Much like The Queen though I’m not the biggest fan of selfies (although I’m always open to persuasion) only because there’s something just a bit odd about them. Maybe people take them because they are practical, or we don’t trust anyone to hold our camera/phone anymore, or if we aren’t actually in it we think no-one will believe we were on top of that mountain or saw that famous person. Annoyingly if I’d been more selfie-savvy (did selfies exist in 2004) I could’ve snapped Madonna and Guy Ritchie over my shoulder on a cold, windswept, and deserted Studland Beach with me grinning (and slightly cross-eyed) in the foreground. Oh well, never mind. I know it was them (for real!).
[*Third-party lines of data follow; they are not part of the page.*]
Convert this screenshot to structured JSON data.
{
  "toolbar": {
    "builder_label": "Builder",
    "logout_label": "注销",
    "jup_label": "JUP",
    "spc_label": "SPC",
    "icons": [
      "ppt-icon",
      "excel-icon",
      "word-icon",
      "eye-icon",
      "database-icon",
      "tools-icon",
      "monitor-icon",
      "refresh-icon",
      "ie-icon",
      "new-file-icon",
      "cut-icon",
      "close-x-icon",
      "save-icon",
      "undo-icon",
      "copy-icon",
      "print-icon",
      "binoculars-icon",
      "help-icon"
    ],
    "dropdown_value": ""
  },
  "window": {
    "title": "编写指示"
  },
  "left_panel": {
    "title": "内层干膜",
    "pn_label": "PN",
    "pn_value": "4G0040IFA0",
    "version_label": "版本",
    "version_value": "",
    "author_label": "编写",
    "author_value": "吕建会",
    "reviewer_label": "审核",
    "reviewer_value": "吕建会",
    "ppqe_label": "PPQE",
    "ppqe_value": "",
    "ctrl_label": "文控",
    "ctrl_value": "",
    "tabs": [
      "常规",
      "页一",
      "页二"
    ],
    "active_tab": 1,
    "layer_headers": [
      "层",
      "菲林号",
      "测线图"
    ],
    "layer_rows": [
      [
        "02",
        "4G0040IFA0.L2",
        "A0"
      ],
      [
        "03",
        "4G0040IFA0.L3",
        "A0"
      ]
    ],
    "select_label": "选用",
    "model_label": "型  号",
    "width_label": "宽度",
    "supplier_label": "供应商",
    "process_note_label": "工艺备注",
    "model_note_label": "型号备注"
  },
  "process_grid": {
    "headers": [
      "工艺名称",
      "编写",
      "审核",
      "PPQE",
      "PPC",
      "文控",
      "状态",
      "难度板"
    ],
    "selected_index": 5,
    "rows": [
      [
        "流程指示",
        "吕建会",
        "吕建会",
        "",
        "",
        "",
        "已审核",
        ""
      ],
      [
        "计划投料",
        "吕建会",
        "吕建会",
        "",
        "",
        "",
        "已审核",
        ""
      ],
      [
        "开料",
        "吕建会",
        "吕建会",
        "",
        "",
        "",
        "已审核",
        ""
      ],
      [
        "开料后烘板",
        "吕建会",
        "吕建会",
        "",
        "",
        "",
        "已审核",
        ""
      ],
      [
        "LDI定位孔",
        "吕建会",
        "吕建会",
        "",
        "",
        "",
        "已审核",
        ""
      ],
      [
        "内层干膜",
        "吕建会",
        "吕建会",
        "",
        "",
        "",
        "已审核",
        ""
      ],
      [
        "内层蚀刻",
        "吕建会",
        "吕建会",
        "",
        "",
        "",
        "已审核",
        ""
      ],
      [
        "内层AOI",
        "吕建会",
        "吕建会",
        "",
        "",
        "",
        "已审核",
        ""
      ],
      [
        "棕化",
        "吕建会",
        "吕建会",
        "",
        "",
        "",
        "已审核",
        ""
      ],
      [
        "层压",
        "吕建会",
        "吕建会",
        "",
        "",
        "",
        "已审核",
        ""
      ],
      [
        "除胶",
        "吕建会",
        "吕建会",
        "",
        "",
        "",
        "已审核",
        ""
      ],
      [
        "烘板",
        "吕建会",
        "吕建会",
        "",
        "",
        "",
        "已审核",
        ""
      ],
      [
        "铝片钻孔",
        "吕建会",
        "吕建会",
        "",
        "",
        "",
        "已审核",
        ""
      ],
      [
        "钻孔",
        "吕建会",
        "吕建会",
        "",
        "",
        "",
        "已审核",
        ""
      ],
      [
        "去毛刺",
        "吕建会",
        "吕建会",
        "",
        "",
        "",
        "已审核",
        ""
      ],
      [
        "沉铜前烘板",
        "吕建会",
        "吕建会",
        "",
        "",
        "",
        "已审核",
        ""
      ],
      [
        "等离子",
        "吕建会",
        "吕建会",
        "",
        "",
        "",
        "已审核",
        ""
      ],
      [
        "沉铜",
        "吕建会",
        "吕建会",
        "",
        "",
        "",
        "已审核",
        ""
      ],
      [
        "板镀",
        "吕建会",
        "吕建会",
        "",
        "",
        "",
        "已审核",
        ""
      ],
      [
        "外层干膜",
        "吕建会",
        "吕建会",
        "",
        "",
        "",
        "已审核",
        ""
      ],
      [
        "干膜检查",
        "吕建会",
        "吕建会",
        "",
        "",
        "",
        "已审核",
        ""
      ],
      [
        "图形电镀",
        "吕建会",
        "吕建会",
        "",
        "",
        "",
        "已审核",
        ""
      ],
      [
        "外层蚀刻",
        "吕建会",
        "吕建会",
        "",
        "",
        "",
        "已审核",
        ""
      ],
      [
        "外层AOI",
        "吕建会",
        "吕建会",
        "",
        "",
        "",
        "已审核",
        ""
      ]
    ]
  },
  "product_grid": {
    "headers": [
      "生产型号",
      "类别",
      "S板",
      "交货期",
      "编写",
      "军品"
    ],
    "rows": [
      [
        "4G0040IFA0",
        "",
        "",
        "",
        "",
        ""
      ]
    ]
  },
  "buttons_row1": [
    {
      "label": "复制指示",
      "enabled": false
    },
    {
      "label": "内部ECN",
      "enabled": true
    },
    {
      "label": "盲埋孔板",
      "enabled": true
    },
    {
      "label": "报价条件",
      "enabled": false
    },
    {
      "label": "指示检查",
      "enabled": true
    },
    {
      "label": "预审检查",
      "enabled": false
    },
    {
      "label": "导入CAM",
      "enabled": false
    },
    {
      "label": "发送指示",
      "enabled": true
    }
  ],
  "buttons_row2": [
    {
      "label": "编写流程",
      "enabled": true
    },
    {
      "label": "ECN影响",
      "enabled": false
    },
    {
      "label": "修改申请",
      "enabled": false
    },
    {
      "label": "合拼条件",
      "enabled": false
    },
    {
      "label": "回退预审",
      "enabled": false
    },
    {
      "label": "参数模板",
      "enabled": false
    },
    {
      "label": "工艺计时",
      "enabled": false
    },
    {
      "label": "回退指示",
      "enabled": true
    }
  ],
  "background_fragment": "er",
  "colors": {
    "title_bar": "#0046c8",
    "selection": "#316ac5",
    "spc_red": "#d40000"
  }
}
Anyway, more importantly two lovely people have kindly jumped on board with “My Letter Writing Place” photos. My techy guru friend, Jo Elkington, during a visit to Thomas Hardy’s Cottage in Bockhampton, and the equally generous and talented artist (they are my favouritest mugs to drink from ever), Madeleine Floyd from her studio in London. The others I have to confess are just ones I found on the internet. Now I just need to encourage others to do the same. So please, do send a photo in if you fancy it. They are such a lovely, fascinating, and inspiring insight into where we write our letters from.